Items from an interface collection:

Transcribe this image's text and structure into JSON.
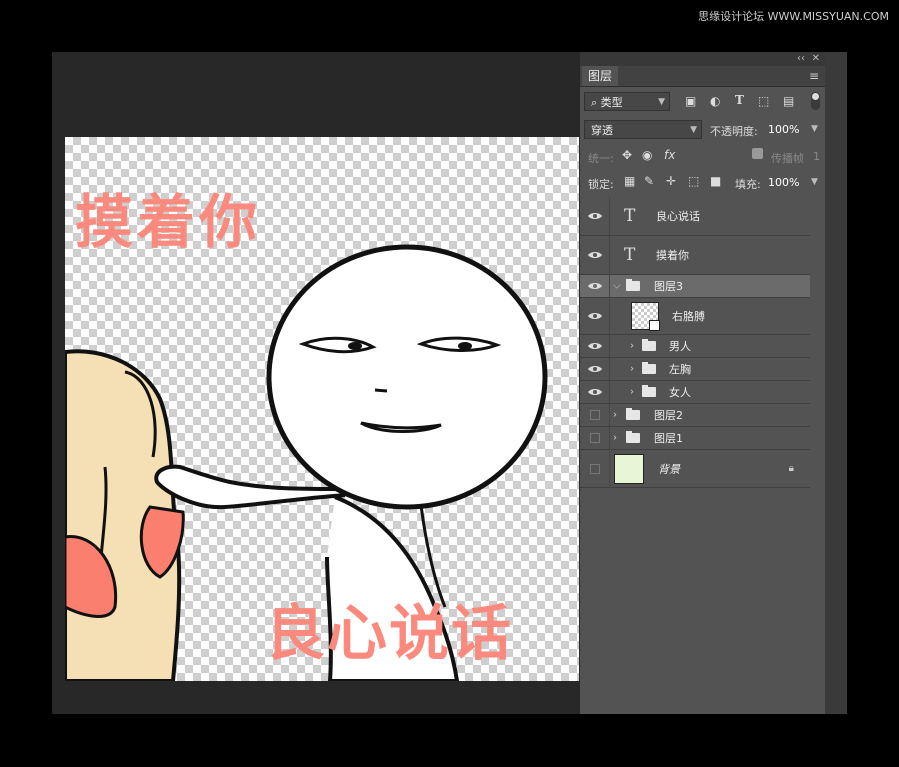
{
  "watermark": "思缘设计论坛 WWW.MISSYUAN.COM",
  "artwork": {
    "top_text": "摸着你",
    "bottom_text": "良心说话"
  },
  "panel": {
    "tab": "图层",
    "filter_label": "类型",
    "blend_mode": "穿透",
    "opacity_label": "不透明度:",
    "opacity_value": "100%",
    "unify_label": "统一:",
    "propagate_label": "传播帧",
    "propagate_value": "1",
    "lock_label": "锁定:",
    "fill_label": "填充:",
    "fill_value": "100%",
    "layers": [
      {
        "name": "良心说话",
        "kind": "text",
        "visible": true
      },
      {
        "name": "摸着你",
        "kind": "text",
        "visible": true
      },
      {
        "name": "图层3",
        "kind": "group-open",
        "visible": true,
        "selected": true
      },
      {
        "name": "右胳膊",
        "kind": "pixel",
        "visible": true
      },
      {
        "name": "男人",
        "kind": "group",
        "visible": true
      },
      {
        "name": "左胸",
        "kind": "group",
        "visible": true
      },
      {
        "name": "女人",
        "kind": "group",
        "visible": true
      },
      {
        "name": "图层2",
        "kind": "group",
        "visible": false
      },
      {
        "name": "图层1",
        "kind": "group",
        "visible": false
      },
      {
        "name": "背景",
        "kind": "background",
        "visible": false,
        "locked": true
      }
    ]
  }
}
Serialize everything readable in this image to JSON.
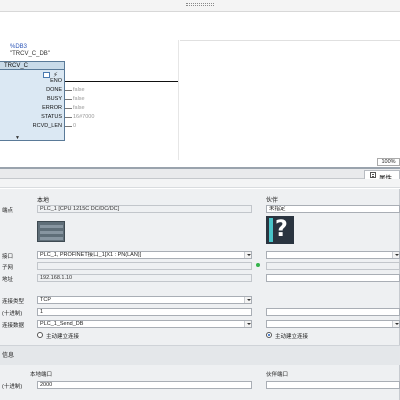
{
  "editor": {
    "db_tag": "%DB3",
    "db_name": "\"TRCV_C_DB\"",
    "block_title": "TRCV_C",
    "collapse_glyph": "▼",
    "pins": [
      {
        "name": "ENO",
        "value": ""
      },
      {
        "name": "DONE",
        "value": "false"
      },
      {
        "name": "BUSY",
        "value": "false"
      },
      {
        "name": "ERROR",
        "value": "false"
      },
      {
        "name": "STATUS",
        "value": "16#7000"
      },
      {
        "name": "RCVD_LEN",
        "value": "0"
      }
    ],
    "zoom": "100%"
  },
  "inspector": {
    "properties_tab": "属性",
    "local_header": "本地",
    "partner_header": "伙伴",
    "endpoint_label": "端点",
    "local_endpoint": "PLC_1 [CPU 1215C DC/DC/DC]",
    "partner_endpoint": "未指定",
    "interface_label": "接口",
    "local_interface": "PLC_1, PROFINET接口_1[X1 : PN(LAN)]",
    "subnet_label": "子网",
    "address_label": "地址",
    "local_address": "192.168.1.10",
    "conn_type_label": "连接类型",
    "conn_type": "TCP",
    "conn_id_label": "(十进制)",
    "conn_id": "1",
    "conn_data_label": "连接数据",
    "conn_data": "PLC_1_Send_DB",
    "local_active_label": "主动建立连接",
    "partner_active_label": "主动建立连接",
    "partner_active_checked": true,
    "local_active_checked": false,
    "info_section": "信息",
    "local_port_header": "本地端口",
    "partner_port_header": "伙伴端口",
    "port_label": "(十进制)",
    "local_port": "2000"
  },
  "colors": {
    "accent": "#2b55b8",
    "block_fill": "#dbe8f3",
    "ok_dot": "#34b34a"
  }
}
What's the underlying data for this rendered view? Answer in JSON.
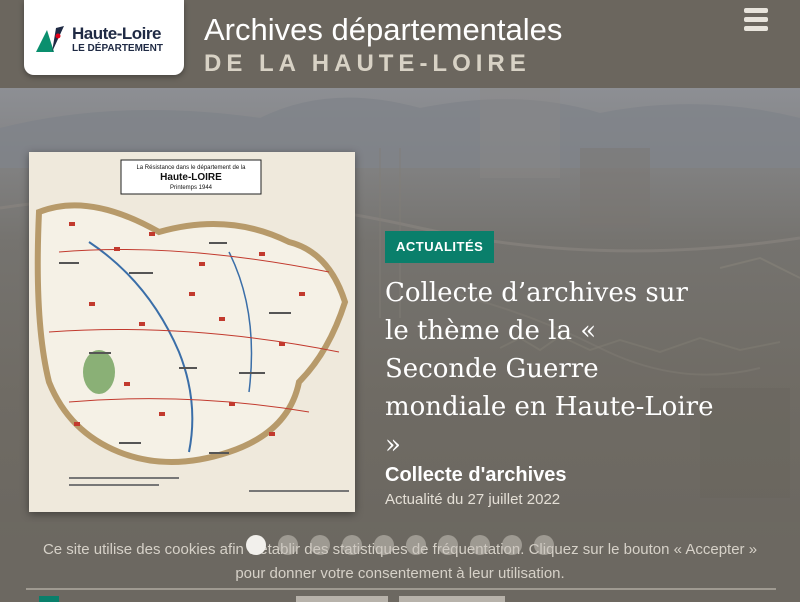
{
  "header": {
    "logo_name": "Haute-Loire",
    "logo_sub": "LE DÉPARTEMENT",
    "title": "Archives départementales",
    "subtitle": "DE LA HAUTE-LOIRE"
  },
  "hero": {
    "badge": "ACTUALITÉS",
    "article_title": "Collecte d’archives sur le thème de la « Seconde Guerre mondiale en Haute-Loire »",
    "article_subtitle": "Collecte d'archives",
    "article_meta": "Actualité du 27 juillet 2022",
    "map": {
      "title_line1": "La Résistance dans le département de la",
      "title_line2": "Haute-LOIRE",
      "title_line3": "Printemps 1944"
    },
    "slide_count": 10,
    "active_slide": 1
  },
  "cookie": {
    "text": "Ce site utilise des cookies afin d'établir des statistiques de fréquentation. Cliquez sur le bouton « Accepter » pour donner votre consentement à leur utilisation."
  },
  "colors": {
    "accent": "#0a7f6b",
    "header_bg": "#6b665e",
    "logo_navy": "#1f2a44"
  },
  "icons": {
    "menu": "hamburger-icon",
    "logo": "department-logo-icon"
  }
}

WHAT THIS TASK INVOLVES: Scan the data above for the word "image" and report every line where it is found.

REPLY TO THE EXERCISE:
Transcribe this image's text and structure into JSON.
Serialize everything readable in this image to JSON.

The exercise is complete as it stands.